* [AIM OF THE EXERCISE]: Please write out each entry below exactly as it appears.

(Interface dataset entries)
########################################

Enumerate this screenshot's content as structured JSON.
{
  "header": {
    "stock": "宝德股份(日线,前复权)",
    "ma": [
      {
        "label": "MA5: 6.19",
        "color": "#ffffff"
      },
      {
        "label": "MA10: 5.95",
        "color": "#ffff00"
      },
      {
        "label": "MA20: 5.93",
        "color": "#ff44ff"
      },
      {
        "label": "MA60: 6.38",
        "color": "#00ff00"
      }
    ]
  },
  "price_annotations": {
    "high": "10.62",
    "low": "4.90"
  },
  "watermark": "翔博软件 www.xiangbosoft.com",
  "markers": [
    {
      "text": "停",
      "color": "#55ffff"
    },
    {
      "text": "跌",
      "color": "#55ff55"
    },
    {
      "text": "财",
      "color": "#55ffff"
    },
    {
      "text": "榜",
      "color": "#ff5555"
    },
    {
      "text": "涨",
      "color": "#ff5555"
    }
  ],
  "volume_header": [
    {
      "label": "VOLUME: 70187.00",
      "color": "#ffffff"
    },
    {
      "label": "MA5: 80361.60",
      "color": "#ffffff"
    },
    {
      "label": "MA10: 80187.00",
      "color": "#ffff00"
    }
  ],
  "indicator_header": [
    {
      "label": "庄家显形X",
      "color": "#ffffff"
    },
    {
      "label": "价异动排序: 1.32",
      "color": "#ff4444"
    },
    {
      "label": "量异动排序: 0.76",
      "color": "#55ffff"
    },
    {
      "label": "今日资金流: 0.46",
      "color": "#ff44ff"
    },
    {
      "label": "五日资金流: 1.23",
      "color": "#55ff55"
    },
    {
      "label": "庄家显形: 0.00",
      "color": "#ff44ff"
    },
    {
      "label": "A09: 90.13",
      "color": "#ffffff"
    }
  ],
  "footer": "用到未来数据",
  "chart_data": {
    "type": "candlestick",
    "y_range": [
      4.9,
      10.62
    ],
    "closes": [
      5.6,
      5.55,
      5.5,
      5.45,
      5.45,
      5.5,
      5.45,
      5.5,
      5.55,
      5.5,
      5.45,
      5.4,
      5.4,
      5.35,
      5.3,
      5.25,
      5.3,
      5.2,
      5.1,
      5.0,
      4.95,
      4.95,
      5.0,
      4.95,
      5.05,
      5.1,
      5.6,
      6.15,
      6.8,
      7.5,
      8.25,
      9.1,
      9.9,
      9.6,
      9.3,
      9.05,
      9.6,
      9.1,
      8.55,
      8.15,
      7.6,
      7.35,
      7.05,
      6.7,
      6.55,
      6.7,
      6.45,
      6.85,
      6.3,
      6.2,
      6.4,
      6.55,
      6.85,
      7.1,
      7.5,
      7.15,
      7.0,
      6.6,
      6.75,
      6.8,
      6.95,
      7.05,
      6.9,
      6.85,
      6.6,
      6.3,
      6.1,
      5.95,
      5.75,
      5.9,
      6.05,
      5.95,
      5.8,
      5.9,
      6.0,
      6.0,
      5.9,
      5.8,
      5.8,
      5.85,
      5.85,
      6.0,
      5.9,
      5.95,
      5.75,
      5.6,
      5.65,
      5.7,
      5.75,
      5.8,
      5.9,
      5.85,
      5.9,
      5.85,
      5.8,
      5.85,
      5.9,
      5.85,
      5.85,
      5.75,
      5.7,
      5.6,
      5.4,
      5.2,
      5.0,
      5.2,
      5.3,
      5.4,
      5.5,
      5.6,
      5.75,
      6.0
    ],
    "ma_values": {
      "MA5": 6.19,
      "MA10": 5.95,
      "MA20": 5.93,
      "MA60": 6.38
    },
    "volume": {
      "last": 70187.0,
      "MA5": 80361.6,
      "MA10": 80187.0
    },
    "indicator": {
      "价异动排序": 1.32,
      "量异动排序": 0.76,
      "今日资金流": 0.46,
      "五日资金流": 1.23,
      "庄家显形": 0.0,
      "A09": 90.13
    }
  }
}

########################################

* [EXERCISE OUTPUT]:
Enumerate this screenshot's content as structured JSON.
{
  "header": {
    "stock": "宝德股份(日线,前复权)",
    "ma": [
      {
        "label": "MA5: 6.19",
        "color": "#ffffff"
      },
      {
        "label": "MA10: 5.95",
        "color": "#ffff00"
      },
      {
        "label": "MA20: 5.93",
        "color": "#ff44ff"
      },
      {
        "label": "MA60: 6.38",
        "color": "#00ff00"
      }
    ]
  },
  "price_annotations": {
    "high": "10.62",
    "low": "4.90"
  },
  "watermark": "翔博软件 www.xiangbosoft.com",
  "markers": [
    {
      "text": "停",
      "color": "#55ffff"
    },
    {
      "text": "跌",
      "color": "#55ff55"
    },
    {
      "text": "财",
      "color": "#55ffff"
    },
    {
      "text": "榜",
      "color": "#ff5555"
    },
    {
      "text": "涨",
      "color": "#ff5555"
    }
  ],
  "volume_header": [
    {
      "label": "VOLUME: 70187.00",
      "color": "#ffffff"
    },
    {
      "label": "MA5: 80361.60",
      "color": "#ffffff"
    },
    {
      "label": "MA10: 80187.00",
      "color": "#ffff00"
    }
  ],
  "indicator_header": [
    {
      "label": "庄家显形X",
      "color": "#ffffff"
    },
    {
      "label": "价异动排序: 1.32",
      "color": "#ff4444"
    },
    {
      "label": "量异动排序: 0.76",
      "color": "#55ffff"
    },
    {
      "label": "今日资金流: 0.46",
      "color": "#ff44ff"
    },
    {
      "label": "五日资金流: 1.23",
      "color": "#55ff55"
    },
    {
      "label": "庄家显形: 0.00",
      "color": "#ff44ff"
    },
    {
      "label": "A09: 90.13",
      "color": "#ffffff"
    }
  ],
  "footer": "用到未来数据",
  "chart_data": {
    "type": "candlestick",
    "y_range": [
      4.9,
      10.62
    ],
    "closes": [
      5.6,
      5.55,
      5.5,
      5.45,
      5.45,
      5.5,
      5.45,
      5.5,
      5.55,
      5.5,
      5.45,
      5.4,
      5.4,
      5.35,
      5.3,
      5.25,
      5.3,
      5.2,
      5.1,
      5.0,
      4.95,
      4.95,
      5.0,
      4.95,
      5.05,
      5.1,
      5.6,
      6.15,
      6.8,
      7.5,
      8.25,
      9.1,
      9.9,
      9.6,
      9.3,
      9.05,
      9.6,
      9.1,
      8.55,
      8.15,
      7.6,
      7.35,
      7.05,
      6.7,
      6.55,
      6.7,
      6.45,
      6.85,
      6.3,
      6.2,
      6.4,
      6.55,
      6.85,
      7.1,
      7.5,
      7.15,
      7.0,
      6.6,
      6.75,
      6.8,
      6.95,
      7.05,
      6.9,
      6.85,
      6.6,
      6.3,
      6.1,
      5.95,
      5.75,
      5.9,
      6.05,
      5.95,
      5.8,
      5.9,
      6.0,
      6.0,
      5.9,
      5.8,
      5.8,
      5.85,
      5.85,
      6.0,
      5.9,
      5.95,
      5.75,
      5.6,
      5.65,
      5.7,
      5.75,
      5.8,
      5.9,
      5.85,
      5.9,
      5.85,
      5.8,
      5.85,
      5.9,
      5.85,
      5.85,
      5.75,
      5.7,
      5.6,
      5.4,
      5.2,
      5.0,
      5.2,
      5.3,
      5.4,
      5.5,
      5.6,
      5.75,
      6.0
    ],
    "ma_values": {
      "MA5": 6.19,
      "MA10": 5.95,
      "MA20": 5.93,
      "MA60": 6.38
    },
    "volume": {
      "last": 70187.0,
      "MA5": 80361.6,
      "MA10": 80187.0
    },
    "indicator": {
      "价异动排序": 1.32,
      "量异动排序": 0.76,
      "今日资金流": 0.46,
      "五日资金流": 1.23,
      "庄家显形": 0.0,
      "A09": 90.13
    }
  }
}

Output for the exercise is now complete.